* INPUT DATA *
================
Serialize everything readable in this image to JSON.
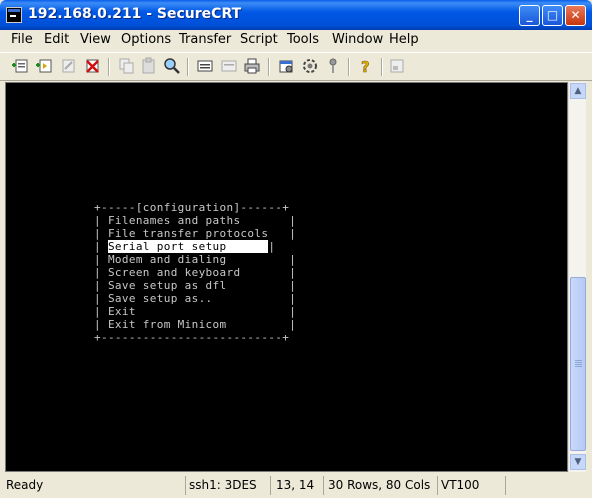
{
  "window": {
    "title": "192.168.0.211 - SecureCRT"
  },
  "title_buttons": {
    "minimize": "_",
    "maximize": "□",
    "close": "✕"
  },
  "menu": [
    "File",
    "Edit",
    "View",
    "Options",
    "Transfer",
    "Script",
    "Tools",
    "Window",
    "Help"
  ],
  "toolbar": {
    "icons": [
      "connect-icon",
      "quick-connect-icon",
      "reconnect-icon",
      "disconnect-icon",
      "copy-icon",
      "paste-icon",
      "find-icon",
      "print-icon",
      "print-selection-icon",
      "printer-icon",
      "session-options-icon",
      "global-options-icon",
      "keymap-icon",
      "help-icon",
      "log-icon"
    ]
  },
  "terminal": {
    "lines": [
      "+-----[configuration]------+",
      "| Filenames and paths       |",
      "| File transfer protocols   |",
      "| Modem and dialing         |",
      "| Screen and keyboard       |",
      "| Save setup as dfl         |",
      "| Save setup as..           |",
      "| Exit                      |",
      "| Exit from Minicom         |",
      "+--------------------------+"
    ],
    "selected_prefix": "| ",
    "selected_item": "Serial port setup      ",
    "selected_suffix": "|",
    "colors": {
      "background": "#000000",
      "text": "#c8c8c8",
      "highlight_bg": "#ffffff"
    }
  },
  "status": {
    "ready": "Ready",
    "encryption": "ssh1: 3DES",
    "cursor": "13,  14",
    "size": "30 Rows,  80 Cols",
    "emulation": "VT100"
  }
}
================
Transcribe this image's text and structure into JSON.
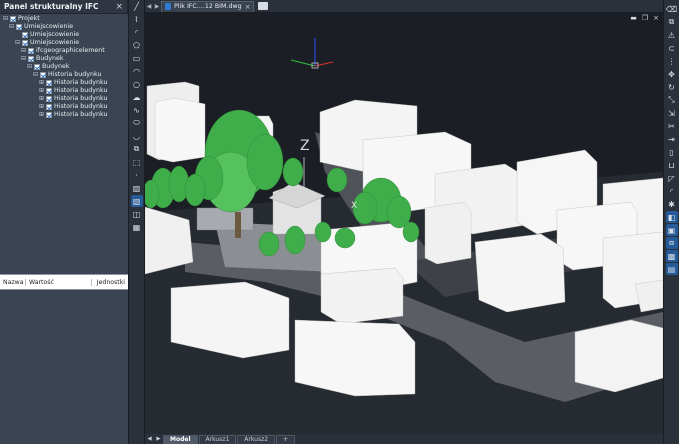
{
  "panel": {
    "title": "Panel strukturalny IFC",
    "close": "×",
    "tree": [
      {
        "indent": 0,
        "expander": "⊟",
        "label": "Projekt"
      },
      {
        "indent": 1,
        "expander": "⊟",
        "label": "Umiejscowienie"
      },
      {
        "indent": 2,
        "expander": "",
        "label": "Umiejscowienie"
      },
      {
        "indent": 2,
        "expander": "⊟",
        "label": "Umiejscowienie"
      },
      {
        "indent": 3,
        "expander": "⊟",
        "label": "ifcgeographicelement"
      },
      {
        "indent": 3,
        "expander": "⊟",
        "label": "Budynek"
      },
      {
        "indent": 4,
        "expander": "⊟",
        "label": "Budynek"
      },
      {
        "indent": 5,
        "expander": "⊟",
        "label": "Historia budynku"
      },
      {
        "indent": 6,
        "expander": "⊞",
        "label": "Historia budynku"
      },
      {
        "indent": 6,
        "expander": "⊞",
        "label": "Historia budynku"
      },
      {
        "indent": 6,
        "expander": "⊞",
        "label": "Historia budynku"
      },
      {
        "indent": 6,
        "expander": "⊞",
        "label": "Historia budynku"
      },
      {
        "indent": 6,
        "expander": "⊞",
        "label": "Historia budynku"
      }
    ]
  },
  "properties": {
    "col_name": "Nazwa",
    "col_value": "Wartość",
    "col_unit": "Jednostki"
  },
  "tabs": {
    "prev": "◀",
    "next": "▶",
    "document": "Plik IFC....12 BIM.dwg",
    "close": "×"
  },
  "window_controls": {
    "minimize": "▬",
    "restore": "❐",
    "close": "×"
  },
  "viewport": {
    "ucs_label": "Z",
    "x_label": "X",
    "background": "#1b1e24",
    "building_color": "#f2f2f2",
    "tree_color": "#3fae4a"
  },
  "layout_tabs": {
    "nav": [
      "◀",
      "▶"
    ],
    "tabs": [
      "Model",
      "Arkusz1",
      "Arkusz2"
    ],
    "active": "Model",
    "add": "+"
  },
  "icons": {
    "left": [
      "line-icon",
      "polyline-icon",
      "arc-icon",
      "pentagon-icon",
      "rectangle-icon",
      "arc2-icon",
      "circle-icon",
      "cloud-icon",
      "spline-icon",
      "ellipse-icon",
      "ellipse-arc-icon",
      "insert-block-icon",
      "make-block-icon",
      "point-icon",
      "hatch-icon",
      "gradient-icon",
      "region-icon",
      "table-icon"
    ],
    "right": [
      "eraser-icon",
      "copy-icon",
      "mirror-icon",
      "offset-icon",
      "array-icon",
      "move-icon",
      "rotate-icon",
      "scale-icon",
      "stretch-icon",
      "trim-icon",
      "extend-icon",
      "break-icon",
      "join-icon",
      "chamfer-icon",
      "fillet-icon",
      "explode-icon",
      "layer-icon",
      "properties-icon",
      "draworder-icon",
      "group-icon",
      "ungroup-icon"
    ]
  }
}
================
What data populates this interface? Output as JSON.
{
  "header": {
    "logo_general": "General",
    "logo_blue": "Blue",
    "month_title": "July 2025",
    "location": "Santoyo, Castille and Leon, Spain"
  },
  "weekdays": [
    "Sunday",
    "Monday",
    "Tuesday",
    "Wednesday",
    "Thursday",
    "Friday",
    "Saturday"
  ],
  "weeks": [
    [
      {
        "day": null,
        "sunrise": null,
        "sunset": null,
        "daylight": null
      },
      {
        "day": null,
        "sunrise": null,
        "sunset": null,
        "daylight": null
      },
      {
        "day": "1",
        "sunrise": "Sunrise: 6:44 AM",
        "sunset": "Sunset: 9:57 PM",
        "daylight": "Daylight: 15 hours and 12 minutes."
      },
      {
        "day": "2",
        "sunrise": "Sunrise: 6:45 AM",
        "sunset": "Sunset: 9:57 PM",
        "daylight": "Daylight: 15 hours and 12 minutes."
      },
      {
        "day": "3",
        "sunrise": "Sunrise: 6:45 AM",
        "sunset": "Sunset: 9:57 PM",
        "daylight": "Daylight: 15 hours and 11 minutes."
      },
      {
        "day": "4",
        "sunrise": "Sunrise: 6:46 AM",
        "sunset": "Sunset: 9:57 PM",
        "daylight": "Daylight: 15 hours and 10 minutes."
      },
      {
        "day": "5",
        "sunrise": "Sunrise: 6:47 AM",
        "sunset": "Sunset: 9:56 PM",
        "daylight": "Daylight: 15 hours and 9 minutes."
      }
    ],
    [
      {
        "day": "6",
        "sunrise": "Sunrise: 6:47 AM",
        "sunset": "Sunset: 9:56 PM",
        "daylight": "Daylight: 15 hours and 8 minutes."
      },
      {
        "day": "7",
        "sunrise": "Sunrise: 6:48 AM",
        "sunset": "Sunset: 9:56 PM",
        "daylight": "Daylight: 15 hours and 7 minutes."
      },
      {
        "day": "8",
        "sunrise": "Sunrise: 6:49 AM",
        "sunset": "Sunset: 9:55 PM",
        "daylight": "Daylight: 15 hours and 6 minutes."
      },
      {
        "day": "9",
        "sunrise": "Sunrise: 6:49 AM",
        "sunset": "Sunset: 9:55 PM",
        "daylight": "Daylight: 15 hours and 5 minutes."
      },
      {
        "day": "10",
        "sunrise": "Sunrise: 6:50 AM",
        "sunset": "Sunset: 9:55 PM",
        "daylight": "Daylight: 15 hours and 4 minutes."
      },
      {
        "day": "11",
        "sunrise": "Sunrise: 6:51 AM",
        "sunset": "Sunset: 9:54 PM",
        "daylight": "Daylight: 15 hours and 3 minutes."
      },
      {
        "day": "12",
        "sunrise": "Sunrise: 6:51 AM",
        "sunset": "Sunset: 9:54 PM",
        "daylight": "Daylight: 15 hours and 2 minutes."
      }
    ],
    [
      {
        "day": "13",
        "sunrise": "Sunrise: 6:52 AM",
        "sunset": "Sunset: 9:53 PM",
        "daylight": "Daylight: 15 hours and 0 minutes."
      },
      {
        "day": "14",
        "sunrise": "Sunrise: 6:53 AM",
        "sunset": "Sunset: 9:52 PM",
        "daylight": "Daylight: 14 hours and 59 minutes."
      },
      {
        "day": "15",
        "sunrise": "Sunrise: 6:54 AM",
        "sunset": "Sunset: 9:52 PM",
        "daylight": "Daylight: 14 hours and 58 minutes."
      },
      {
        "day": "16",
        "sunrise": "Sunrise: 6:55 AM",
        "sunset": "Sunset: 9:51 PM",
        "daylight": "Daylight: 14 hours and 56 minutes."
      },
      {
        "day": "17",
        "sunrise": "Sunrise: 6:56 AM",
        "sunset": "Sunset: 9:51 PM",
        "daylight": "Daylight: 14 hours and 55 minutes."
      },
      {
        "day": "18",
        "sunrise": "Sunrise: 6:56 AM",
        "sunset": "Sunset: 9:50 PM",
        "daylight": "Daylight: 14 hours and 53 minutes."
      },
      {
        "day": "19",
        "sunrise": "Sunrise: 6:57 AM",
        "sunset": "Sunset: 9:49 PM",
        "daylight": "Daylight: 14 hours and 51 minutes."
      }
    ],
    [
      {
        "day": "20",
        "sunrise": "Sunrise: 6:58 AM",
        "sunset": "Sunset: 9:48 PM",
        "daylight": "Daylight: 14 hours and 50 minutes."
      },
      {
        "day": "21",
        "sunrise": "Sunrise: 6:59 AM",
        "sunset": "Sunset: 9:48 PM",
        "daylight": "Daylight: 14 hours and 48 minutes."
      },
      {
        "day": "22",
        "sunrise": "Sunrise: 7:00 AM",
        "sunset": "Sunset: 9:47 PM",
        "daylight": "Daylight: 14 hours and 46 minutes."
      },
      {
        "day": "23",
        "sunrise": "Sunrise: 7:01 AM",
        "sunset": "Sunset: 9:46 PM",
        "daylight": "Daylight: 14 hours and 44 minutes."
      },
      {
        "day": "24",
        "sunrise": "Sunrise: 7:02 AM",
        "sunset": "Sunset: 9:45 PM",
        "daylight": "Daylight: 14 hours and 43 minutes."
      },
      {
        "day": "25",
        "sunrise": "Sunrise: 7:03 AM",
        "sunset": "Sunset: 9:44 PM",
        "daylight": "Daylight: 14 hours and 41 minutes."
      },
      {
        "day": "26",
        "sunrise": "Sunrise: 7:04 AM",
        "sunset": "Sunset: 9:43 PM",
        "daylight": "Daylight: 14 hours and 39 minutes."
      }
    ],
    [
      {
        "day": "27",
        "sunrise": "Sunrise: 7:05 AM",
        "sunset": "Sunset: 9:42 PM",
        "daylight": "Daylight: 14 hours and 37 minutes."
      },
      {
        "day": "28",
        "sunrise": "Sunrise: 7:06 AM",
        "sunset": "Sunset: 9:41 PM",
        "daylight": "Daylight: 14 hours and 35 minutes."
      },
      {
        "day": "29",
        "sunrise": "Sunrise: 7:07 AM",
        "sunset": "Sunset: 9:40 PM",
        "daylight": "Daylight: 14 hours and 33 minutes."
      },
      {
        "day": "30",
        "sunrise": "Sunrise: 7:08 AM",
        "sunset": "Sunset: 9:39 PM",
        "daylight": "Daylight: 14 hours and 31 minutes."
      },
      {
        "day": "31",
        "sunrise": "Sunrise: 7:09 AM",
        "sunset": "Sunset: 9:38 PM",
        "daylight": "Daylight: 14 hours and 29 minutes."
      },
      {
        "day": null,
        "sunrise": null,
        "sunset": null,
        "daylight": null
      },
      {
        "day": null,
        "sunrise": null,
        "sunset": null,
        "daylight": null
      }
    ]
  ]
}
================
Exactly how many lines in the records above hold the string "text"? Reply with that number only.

2